Don't be this guy or gal- define your goals and do the work it takes to get there. The first step is engaging your mind and to know how this system works. Then apply it.
If it worked for thousands of other it will work for YOU too.
A little tweak here or there...but no major deviation.
Multi-Joint Exercises The Core Of Strength Training
If you want to gain some serious strength that will prime your body for an explosion of muscle growth you need to train like a power lifter. The 3 fundamental lifts are the squat, the bench press and the dead lift.
That's the 3 lifts power lifters do all in one day in a competitive weightlifting meet.
These exercises place massive stress on your central nervous and neurological system so you need a day of rest after each strength training day, if not you will burn yourself out.
Keep the weight high- but not majorly high and the reps low. Don't try for a world record or you could thwart all your muscle building gains and put yourself out of the gym for ages.
Reps should be in the 3-5 range for strength work. You can test your 1 rep max at the end of the cycle. It isn't necessary to test your 1 rep max but if you can't hold back at least you will have it to look forward to at the end of your cycle.
Just don't blow a gasket testing out your max lift, or keep coming back adding more rep on the deadlift, just to beat your new best PR.
Professional powerlifters only test their 1 rep maximum a few times a year to prevent injury and because of the recovery time.
Remember the mission here is to build core strength to prime you for more muscle growth. Injure yourself by trying for a world record and all your hard earned gains up to this point will have been damaged.
Lessons Learned From Over Doing Strength Training
Ronnie Coleman, need I say anymore?
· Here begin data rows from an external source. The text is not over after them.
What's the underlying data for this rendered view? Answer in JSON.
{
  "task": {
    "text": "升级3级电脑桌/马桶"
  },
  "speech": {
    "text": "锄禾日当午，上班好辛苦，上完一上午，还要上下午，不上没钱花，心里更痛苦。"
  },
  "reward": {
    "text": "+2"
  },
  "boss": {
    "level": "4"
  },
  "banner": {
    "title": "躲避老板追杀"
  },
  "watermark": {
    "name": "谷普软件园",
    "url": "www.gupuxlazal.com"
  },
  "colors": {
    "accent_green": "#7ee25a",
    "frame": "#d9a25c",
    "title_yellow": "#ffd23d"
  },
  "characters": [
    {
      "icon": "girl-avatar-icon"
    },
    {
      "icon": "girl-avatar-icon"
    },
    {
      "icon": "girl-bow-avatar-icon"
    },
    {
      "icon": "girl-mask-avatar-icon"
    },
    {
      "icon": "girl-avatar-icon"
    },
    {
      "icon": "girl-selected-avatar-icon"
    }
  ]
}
Dorian Yates also commented that his bodybuilding career would have lasted longer if he had reduced the amount of heavy weights he constantly hauled.
He trained super heavy and super intense with many forced negatives where he was majorly assisted on the concentric portion of the rep.
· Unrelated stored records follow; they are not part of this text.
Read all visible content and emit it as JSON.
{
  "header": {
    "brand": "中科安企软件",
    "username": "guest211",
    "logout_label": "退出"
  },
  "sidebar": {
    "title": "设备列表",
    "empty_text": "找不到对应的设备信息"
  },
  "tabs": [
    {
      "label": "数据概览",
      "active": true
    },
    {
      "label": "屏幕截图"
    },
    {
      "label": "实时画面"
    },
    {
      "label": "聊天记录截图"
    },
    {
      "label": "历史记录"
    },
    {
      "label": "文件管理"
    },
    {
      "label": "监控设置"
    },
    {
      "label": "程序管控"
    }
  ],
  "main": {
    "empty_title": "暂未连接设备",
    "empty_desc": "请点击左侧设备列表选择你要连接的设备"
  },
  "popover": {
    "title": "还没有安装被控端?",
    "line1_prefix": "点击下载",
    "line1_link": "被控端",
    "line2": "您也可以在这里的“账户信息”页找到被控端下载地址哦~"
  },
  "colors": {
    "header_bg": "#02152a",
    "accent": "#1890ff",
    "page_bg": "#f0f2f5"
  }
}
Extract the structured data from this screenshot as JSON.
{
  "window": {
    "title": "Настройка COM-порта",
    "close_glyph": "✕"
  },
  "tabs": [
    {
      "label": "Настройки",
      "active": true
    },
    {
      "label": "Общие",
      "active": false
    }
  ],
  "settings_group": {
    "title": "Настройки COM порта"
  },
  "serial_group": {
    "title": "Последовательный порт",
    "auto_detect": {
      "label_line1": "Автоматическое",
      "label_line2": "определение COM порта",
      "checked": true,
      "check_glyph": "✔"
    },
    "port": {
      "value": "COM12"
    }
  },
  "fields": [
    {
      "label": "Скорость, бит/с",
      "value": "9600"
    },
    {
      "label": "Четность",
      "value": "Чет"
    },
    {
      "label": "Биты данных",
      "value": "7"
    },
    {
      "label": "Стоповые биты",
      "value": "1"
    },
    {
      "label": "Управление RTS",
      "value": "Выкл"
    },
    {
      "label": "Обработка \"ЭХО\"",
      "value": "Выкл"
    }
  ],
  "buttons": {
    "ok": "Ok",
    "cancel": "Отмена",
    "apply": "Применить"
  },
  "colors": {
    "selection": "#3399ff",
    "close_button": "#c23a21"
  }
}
How Much Strength Training Does A Bodybuilder Need To Perform?
To assist in bodybuilding development work out what you need, and go on stage and compete and test the waters. If you are responding well to strength training you can experiment running strength cycles more often or doing them for longer.
Remember unless you are training for the Highland games or want to be a professional strongman, you don't need to pull trucks or smash monster tires with a sledgehammer, although that is quite fun....
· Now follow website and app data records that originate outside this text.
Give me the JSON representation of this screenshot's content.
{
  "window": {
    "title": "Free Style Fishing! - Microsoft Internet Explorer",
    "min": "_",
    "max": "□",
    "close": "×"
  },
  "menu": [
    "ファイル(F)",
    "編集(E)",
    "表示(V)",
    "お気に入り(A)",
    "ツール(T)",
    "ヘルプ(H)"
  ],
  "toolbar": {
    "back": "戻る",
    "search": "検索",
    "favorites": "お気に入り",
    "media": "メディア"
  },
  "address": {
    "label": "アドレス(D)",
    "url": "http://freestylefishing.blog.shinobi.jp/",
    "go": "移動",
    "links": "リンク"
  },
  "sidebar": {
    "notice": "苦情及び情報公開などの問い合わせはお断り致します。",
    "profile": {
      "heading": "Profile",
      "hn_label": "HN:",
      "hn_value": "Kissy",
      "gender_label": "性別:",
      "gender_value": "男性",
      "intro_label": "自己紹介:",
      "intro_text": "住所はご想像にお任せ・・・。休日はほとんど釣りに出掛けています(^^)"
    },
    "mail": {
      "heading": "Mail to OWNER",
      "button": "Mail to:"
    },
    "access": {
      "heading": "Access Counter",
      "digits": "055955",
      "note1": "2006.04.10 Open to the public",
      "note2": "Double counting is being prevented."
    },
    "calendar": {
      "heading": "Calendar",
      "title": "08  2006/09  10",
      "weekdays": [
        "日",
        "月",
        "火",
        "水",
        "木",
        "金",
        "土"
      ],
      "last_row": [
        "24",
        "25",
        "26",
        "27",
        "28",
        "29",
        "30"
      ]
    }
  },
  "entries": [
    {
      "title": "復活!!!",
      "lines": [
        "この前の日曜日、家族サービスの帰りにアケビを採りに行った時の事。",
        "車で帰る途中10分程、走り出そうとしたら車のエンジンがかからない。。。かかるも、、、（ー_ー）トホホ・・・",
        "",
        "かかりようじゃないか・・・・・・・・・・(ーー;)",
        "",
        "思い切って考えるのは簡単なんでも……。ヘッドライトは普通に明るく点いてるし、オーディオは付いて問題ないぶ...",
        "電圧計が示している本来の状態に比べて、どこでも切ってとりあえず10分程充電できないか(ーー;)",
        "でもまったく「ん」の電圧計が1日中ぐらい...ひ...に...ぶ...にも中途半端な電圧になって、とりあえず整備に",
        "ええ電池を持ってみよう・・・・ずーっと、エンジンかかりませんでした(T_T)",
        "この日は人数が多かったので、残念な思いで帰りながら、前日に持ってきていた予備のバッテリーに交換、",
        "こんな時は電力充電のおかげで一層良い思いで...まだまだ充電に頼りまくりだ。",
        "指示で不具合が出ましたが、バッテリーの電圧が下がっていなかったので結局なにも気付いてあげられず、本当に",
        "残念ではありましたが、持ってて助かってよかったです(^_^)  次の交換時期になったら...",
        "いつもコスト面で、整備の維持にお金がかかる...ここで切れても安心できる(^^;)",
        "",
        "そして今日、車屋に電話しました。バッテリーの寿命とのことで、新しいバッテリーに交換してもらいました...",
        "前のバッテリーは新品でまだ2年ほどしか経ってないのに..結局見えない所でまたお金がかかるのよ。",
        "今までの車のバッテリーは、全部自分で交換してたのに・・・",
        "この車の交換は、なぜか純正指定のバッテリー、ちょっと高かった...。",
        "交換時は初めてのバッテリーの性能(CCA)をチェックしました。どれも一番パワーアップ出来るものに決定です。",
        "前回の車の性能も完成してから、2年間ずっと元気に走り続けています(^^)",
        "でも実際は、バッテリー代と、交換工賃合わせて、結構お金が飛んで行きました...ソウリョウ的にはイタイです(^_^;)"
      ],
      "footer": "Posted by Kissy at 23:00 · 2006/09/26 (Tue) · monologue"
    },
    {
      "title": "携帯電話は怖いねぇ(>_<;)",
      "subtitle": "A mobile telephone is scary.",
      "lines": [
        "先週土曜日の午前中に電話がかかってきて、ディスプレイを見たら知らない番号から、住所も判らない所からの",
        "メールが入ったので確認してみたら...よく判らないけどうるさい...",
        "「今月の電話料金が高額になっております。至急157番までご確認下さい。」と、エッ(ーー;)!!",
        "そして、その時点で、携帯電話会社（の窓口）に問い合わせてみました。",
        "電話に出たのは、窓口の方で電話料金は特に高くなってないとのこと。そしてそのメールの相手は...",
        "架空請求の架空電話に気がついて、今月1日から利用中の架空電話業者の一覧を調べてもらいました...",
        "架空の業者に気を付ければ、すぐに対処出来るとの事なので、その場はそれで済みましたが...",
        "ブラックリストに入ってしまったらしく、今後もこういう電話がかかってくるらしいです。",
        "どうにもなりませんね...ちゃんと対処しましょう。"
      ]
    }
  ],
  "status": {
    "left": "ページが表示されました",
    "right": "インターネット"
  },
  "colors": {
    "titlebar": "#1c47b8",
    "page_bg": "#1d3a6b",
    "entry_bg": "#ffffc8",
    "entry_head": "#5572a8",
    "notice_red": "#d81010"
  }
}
Take a break from your bodybuilding cycle when it finishes and try a 4-6 week strength cycle. Performing a few sets of 3-5 reps in your normal bodybuilding routine is not strength training. You need at least 4 weeks to see any progress.
After you have built up some strength you can regularly throw a 2 week strength cycle into your bodybuilding routine to keep up your strength gains, and see this overflow with increased hypertrophy (muscle) gains.
If your joints and muscles are sore, if you are sapped and looking flat, you are overdoing it. You need to find a happy medium, not everyone reaps positive rewards from strength training.
A little goes a long way, but too much can be devastating for bodybuilders.
And that my friend is why even with all today's scientifically researched available information what works for one person won't work for everyone. To quote this NCBI scientific study:
For the athlete or patient hoping to increase muscle size by weight training the best combination of intensity, frequency and type of exercise still remains a matter of individual choice rather than a scientific certainty.Physiological changes in skeletal muscle as a result of strength training
70's Golden Age Strength Training Success Stories
Arnold and Franco (made famous by Pumping Iron) put their "thick" physiques down to the fact they had powerlifting backgrounds before going into bodybuilding.
They had done the groundwork development with multi-joint full body strength building routines.
This prepared the foundations for them to take that functional strength base and move into bodybuilding, where hypertrophy is the name of the game. Maybe that's why in his time Arnold was light years ahead of the competition.